- Starbucks is facing allegations from a consumer protection group that it unfairly made a profit of $900 million through its app payment system.
- The group claims that Starbucks uses a manipulative app design to maximize its profits through unspent consumer money.
- Starbucks has disputed the allegations, stating that customers are free to spend all of their app money.
Starbucks is in hot water after a consumer protection group alleged that the coffee chain profited from its unfair app payment system to the tune of $900 million over five years.

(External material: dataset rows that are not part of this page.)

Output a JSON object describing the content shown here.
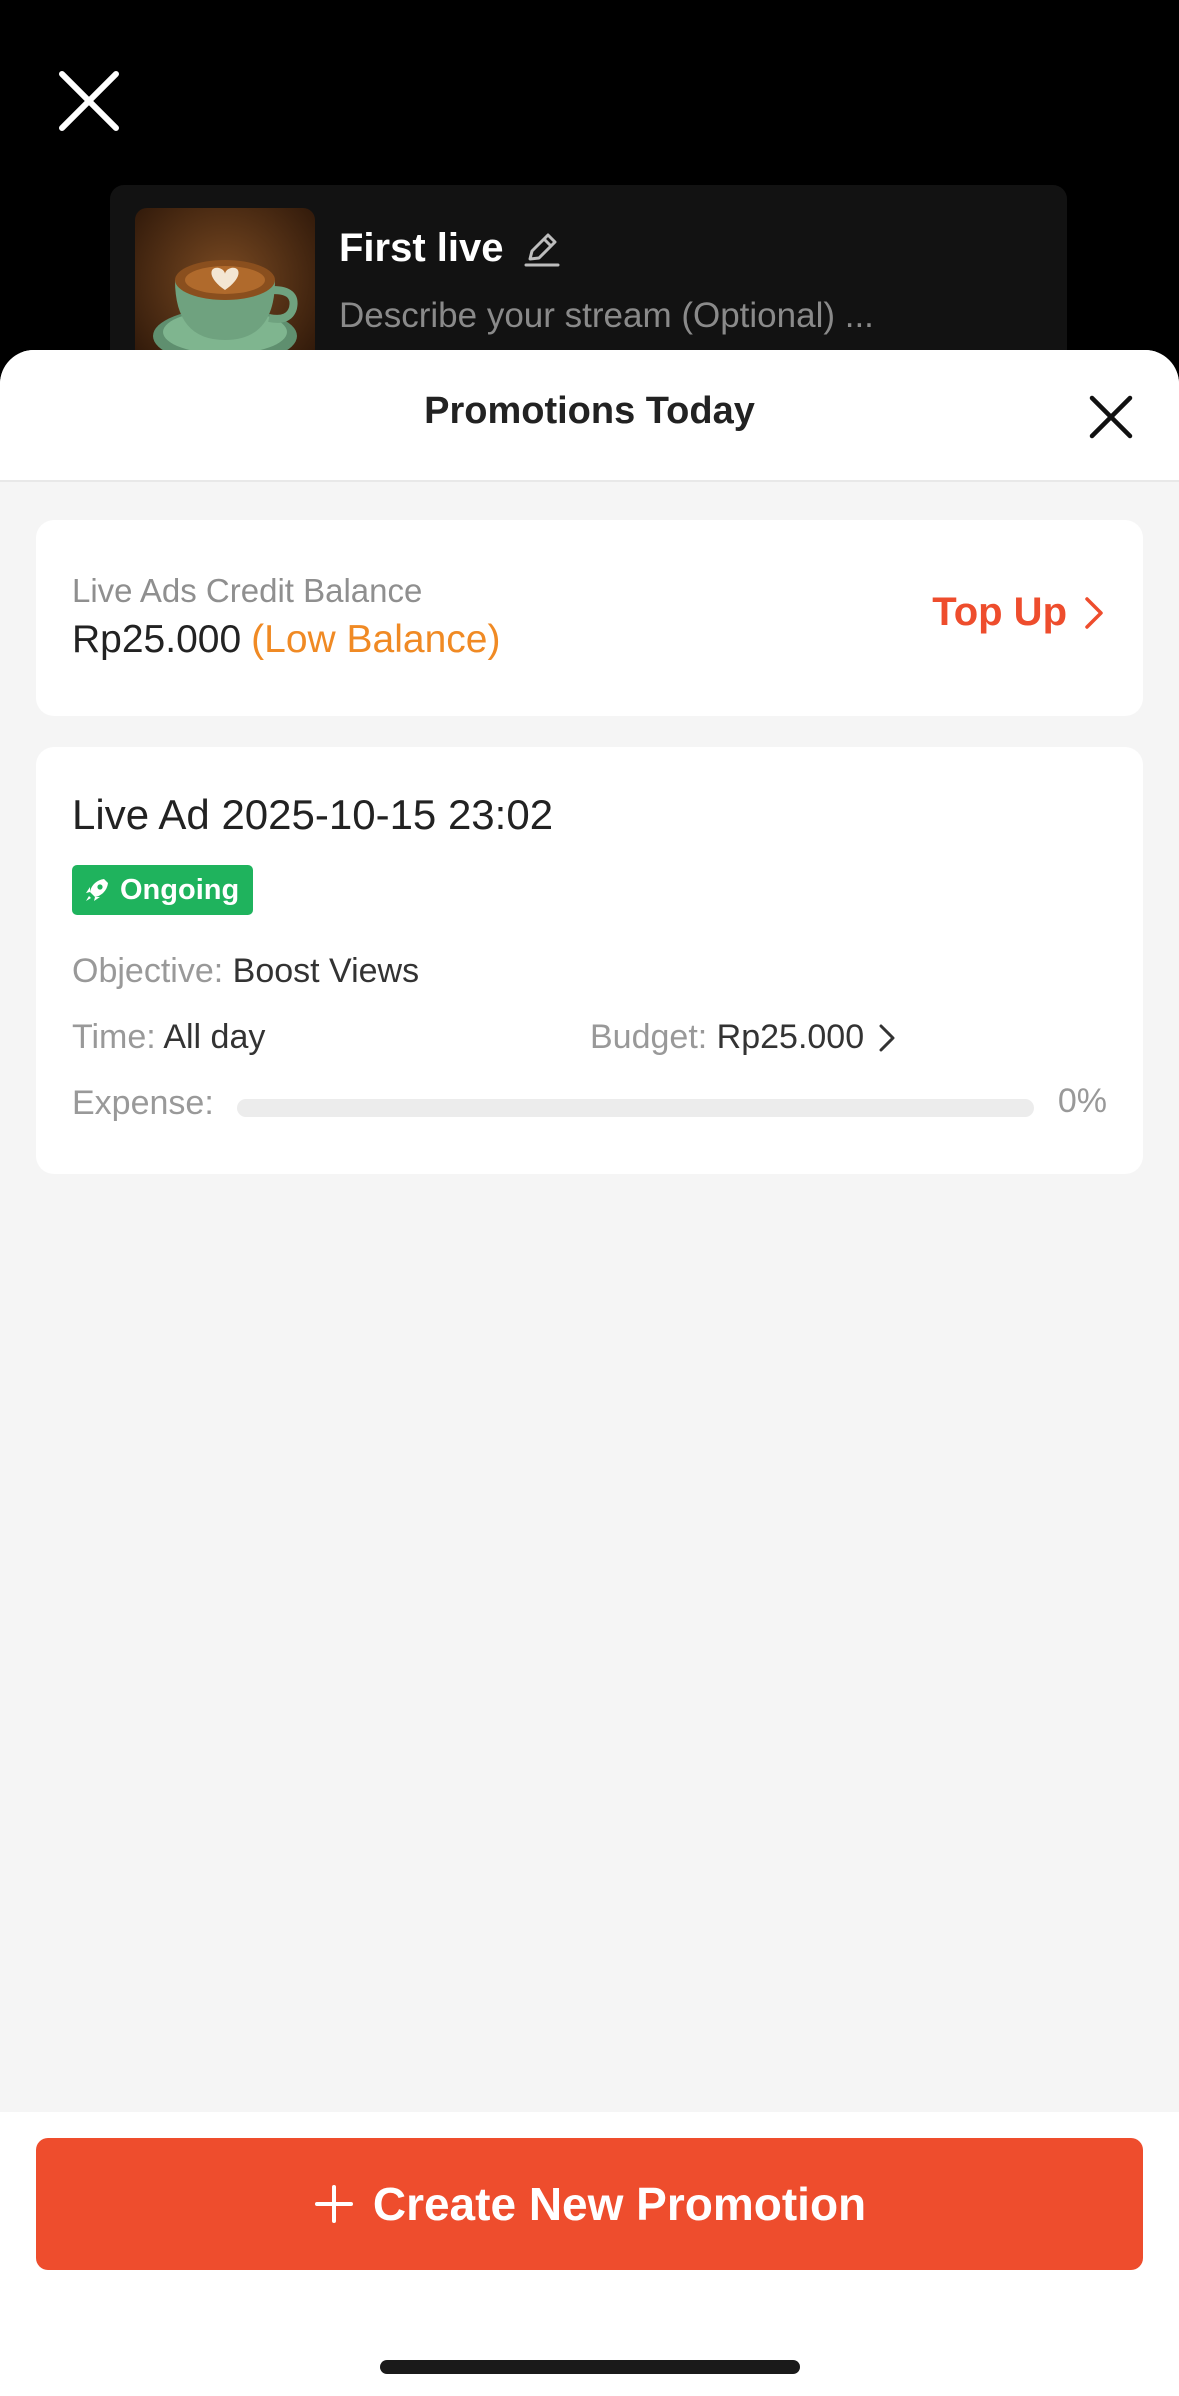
{
  "stream": {
    "title": "First live",
    "description": "Describe your stream (Optional) ...",
    "thumbnail": "latte-art-coffee-cup"
  },
  "sheet": {
    "title": "Promotions Today"
  },
  "balance": {
    "label": "Live Ads Credit Balance",
    "amount": "Rp25.000",
    "status": "(Low Balance)",
    "top_up_label": "Top Up"
  },
  "ad": {
    "title": "Live Ad 2025-10-15 23:02",
    "status": "Ongoing",
    "objective_label": "Objective:",
    "objective": "Boost Views",
    "time_label": "Time:",
    "time": "All day",
    "budget_label": "Budget:",
    "budget": "Rp25.000",
    "expense_label": "Expense:",
    "expense_percent": "0%",
    "expense_fraction": 0
  },
  "footer": {
    "create_label": "Create New Promotion"
  },
  "colors": {
    "brand": "#ee4d2d",
    "warning": "#f08a24",
    "success": "#1fb35d"
  }
}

The Washington Consumer Protection Coalition has asked the state attorney general to investigate Starbucks’ gift card and app payment systems that steer customers into handing the company more money than required. The group alleges that customers cannot fully spend the amount they load into their prepaid Starbucks accounts.
“Starbucks rigs its payment platform so consumers are encouraged to leave unspent money on their cards and apps,” Chris Carter, campaign manager for the group, said in a statement.
“A few dollars here and there left on a payment platform may not sound like a lot, but it adds up. Over the last five years, Starbucks has claimed nearly $900 million in unspent gift card and app money as corporate revenue, boosting corporate profits and inflating executive bonuses,” Carter added.
“Customers loaded roughly $15 billion onto Starbucks Cards last year, and the company relies on these funds as a source of interest-free operating capital. The company has, therefore, a powerful incentive to maximize the funds flowing onto the Payment Platform, and in fact, seeks to maximize this flow by using several manipulative digital design features on its mobile app,” The group noted in its formal complaint.
Meanwhile, Starbucks disputed the allegations and told Fortune that customers can pay for their orders with whatever balance is left on their app or gift card and pay the remaining amount in cash at the store, thus reaching a zero balance.
Starbucks spokesperson Sam Jefferies told the publication that the company “is committed to working with the State of Washington to ensure it remains in compliance with all state laws and regulations.”